Given data —
────────

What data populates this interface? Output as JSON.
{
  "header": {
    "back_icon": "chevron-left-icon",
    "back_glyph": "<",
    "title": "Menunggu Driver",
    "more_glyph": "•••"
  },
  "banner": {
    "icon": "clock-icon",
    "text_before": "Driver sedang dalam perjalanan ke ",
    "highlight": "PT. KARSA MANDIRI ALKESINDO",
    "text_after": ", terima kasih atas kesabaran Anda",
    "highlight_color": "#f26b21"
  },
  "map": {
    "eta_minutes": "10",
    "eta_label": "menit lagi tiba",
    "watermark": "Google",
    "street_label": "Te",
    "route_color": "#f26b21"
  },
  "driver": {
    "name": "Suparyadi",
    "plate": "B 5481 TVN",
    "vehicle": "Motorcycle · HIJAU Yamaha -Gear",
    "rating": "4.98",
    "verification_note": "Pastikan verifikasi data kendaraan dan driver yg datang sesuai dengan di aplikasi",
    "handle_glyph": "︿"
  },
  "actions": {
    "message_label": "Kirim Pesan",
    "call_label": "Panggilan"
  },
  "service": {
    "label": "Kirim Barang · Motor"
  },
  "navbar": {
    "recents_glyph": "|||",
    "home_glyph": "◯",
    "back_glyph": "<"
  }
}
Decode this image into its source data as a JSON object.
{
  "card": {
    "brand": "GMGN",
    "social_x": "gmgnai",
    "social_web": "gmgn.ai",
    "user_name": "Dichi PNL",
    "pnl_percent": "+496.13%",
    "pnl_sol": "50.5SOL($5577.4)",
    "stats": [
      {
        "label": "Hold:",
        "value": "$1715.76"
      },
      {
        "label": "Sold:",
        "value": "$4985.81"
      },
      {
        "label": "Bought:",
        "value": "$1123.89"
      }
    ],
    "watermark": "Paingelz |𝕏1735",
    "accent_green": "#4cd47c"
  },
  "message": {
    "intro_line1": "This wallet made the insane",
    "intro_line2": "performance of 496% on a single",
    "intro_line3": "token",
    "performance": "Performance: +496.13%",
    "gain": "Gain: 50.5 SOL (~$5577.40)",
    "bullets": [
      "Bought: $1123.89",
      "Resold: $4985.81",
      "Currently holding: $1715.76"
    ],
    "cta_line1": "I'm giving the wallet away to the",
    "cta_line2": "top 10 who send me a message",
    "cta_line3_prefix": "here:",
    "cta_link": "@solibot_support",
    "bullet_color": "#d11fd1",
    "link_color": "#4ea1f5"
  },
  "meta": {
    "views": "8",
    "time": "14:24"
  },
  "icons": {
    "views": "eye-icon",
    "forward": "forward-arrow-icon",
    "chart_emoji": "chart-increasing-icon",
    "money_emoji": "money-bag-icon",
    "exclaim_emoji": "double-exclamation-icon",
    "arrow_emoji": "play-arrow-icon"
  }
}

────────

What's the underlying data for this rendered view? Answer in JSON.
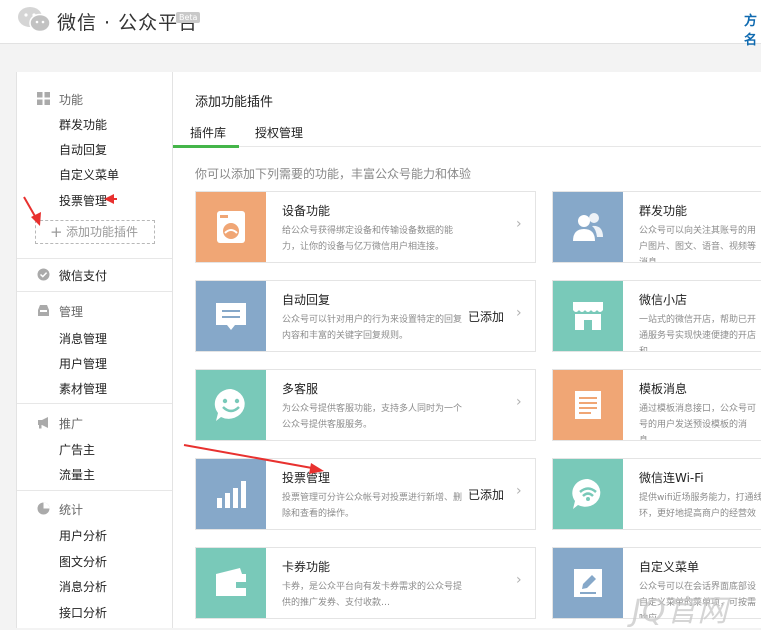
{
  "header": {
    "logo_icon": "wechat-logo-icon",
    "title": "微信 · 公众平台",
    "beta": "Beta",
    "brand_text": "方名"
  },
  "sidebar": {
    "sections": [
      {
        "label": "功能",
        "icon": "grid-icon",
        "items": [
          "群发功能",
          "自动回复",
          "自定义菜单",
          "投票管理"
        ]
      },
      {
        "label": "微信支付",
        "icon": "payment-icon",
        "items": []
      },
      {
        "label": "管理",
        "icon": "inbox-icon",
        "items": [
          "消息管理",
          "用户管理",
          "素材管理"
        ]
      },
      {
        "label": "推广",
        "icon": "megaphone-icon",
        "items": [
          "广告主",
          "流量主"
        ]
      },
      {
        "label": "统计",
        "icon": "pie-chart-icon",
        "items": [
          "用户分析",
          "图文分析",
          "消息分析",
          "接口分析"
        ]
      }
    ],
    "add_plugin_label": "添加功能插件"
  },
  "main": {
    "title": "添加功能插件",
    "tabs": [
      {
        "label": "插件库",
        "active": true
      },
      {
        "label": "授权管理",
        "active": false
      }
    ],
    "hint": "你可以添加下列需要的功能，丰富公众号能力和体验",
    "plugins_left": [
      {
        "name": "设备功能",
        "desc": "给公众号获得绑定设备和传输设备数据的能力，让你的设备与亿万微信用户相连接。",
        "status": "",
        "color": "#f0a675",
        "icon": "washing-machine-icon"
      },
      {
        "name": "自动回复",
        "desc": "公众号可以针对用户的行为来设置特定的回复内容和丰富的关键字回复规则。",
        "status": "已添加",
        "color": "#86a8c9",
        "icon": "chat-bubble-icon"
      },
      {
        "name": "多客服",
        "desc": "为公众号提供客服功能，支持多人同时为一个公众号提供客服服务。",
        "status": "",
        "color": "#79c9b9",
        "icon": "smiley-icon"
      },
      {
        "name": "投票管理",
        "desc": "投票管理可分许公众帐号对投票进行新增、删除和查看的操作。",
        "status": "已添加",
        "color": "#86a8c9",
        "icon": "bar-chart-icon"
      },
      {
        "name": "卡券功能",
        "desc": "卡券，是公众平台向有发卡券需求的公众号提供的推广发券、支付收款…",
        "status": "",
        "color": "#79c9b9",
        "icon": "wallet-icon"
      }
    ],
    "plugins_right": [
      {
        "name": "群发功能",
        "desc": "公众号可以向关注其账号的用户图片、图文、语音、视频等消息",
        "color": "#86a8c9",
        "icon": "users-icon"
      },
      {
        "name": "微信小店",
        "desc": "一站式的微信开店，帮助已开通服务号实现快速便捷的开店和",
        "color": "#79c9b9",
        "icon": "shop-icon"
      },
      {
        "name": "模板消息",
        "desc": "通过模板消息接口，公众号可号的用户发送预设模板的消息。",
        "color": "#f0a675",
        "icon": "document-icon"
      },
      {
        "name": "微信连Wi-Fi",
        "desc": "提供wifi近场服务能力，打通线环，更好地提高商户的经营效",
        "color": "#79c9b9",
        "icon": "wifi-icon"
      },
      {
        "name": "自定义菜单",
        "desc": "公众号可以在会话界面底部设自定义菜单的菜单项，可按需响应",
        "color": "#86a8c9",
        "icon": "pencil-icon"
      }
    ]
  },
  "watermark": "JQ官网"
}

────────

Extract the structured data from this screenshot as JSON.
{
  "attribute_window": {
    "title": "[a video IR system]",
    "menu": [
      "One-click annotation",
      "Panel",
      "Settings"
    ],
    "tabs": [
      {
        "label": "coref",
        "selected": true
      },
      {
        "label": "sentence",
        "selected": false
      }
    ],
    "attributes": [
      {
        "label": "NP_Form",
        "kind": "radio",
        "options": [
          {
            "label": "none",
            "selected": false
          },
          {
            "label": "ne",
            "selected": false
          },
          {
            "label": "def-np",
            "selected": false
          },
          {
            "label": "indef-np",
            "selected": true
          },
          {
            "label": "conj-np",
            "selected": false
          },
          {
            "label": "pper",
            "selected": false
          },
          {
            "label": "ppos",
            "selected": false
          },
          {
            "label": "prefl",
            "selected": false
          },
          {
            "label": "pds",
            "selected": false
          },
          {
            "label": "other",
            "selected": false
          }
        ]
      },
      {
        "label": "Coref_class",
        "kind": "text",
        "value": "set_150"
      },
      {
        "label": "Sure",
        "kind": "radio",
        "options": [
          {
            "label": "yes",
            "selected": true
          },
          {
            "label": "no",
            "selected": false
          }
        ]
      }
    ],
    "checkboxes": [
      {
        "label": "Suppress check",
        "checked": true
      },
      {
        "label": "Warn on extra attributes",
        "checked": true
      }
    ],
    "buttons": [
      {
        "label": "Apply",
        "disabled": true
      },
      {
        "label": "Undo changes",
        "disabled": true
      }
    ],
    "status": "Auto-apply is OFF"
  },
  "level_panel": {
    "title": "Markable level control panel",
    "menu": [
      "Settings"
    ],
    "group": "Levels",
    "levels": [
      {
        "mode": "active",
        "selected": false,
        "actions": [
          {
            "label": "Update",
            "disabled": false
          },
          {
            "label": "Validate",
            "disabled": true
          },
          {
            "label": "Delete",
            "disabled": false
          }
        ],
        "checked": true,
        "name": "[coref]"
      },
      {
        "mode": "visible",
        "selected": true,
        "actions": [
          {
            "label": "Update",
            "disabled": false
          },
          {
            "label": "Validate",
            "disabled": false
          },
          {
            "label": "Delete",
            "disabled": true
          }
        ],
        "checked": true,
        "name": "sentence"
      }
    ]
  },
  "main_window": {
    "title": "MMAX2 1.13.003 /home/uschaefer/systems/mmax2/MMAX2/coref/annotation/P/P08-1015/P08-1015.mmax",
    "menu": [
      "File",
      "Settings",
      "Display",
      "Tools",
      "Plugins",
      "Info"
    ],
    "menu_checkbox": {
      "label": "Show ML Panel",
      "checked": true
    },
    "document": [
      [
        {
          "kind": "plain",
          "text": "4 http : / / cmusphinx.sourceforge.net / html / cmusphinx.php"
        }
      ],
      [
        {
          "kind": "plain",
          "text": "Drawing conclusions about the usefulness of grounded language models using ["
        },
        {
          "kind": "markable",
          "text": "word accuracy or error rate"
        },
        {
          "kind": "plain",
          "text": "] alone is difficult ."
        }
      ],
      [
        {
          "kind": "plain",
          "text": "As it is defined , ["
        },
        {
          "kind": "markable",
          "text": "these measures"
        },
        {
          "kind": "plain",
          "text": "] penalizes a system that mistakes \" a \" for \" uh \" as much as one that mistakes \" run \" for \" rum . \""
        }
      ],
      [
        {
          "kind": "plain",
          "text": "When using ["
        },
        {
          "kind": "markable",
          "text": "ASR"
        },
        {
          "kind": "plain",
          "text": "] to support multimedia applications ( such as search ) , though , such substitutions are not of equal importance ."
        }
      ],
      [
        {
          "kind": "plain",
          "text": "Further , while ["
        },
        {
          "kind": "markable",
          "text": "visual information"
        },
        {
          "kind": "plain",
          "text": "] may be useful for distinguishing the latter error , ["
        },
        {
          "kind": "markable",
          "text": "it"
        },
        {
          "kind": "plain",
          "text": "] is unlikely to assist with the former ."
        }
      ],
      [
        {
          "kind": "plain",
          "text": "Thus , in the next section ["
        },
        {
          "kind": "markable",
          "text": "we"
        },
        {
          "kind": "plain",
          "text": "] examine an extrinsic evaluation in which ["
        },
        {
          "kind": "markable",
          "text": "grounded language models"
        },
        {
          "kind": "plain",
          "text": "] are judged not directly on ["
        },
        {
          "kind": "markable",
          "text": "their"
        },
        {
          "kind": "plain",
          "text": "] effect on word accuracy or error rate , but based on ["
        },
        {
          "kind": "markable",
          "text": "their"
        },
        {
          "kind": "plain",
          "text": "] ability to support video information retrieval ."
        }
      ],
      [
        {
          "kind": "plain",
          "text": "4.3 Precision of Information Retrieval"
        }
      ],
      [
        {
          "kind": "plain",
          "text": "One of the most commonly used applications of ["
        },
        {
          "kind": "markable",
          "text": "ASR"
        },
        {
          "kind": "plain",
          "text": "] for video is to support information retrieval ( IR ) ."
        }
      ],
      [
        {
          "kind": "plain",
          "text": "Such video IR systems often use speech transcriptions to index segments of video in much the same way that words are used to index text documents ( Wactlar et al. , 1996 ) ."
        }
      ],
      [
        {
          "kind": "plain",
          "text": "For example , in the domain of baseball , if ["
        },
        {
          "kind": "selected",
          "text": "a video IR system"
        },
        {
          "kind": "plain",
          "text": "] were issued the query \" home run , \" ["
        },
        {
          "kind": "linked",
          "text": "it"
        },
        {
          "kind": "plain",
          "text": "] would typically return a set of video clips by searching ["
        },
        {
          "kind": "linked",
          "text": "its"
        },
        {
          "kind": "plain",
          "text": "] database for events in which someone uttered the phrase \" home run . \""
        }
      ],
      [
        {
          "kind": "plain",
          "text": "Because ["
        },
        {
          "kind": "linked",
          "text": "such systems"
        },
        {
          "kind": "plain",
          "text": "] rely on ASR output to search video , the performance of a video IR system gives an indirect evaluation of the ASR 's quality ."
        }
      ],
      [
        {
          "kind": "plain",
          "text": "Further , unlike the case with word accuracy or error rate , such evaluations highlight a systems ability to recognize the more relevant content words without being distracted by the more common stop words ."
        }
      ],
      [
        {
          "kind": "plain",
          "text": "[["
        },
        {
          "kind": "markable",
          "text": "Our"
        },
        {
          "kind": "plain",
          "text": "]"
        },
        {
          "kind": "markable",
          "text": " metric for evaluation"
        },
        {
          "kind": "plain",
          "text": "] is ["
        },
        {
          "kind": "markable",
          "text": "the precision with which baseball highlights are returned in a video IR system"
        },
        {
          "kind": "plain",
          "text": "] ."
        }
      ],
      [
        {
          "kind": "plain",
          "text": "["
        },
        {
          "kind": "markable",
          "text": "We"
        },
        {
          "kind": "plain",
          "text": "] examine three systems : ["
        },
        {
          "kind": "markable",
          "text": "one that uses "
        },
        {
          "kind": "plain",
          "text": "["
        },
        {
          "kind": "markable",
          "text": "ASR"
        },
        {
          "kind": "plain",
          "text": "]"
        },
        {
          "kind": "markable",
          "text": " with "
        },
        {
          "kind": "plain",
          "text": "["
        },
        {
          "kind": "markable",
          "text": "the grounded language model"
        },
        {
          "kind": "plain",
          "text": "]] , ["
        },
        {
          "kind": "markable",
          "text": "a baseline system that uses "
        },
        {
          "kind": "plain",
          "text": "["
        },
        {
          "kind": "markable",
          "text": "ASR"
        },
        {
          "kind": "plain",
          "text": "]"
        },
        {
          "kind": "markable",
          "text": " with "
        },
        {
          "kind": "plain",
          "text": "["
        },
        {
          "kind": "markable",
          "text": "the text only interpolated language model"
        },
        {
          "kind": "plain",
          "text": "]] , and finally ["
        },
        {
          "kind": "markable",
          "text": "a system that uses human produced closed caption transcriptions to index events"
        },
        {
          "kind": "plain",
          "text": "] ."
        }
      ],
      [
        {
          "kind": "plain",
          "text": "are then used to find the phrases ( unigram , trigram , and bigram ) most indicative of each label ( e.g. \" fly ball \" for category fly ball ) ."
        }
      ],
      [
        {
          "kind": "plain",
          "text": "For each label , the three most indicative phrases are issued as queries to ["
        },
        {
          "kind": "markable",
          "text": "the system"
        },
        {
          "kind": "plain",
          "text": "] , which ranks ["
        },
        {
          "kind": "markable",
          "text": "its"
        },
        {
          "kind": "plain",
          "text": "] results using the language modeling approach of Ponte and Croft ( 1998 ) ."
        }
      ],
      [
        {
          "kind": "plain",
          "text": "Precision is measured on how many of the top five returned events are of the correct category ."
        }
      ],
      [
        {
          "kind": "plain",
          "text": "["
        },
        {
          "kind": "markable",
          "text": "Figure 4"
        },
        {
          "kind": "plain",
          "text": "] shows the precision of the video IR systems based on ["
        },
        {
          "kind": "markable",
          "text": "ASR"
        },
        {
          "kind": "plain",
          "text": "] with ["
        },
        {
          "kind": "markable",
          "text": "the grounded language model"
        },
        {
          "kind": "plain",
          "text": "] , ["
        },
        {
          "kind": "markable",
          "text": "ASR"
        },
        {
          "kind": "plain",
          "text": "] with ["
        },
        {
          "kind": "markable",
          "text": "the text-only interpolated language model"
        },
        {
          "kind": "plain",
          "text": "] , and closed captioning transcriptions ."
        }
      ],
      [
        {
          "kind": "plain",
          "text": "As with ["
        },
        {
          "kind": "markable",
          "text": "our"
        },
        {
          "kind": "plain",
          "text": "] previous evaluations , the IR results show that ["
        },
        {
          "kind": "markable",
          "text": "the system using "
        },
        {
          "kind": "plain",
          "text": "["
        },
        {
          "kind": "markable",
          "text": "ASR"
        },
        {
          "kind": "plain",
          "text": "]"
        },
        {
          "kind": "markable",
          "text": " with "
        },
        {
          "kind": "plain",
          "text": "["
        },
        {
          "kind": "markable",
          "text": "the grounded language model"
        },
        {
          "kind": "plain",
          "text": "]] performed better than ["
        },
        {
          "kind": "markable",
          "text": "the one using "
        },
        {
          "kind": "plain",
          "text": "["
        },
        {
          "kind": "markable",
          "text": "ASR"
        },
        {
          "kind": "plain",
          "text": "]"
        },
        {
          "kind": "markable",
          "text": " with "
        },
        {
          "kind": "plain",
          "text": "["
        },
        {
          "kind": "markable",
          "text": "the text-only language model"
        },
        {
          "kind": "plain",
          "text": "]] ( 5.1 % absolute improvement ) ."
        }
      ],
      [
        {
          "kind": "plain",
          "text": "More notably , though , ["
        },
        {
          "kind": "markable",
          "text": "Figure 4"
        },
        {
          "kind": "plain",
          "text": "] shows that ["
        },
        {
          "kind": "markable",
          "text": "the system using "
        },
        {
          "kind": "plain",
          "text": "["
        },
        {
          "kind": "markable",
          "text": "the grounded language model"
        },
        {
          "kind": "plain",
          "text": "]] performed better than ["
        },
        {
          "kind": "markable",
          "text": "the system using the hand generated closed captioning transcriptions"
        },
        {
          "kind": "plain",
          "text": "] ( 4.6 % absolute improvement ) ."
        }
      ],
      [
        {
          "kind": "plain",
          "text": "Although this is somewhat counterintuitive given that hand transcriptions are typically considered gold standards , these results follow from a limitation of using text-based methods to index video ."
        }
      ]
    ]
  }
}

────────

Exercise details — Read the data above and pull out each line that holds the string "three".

Expected answer —
          "text": "] examine three systems : ["
          "text": "For each label , the three most indicative phrases are issued as queries to ["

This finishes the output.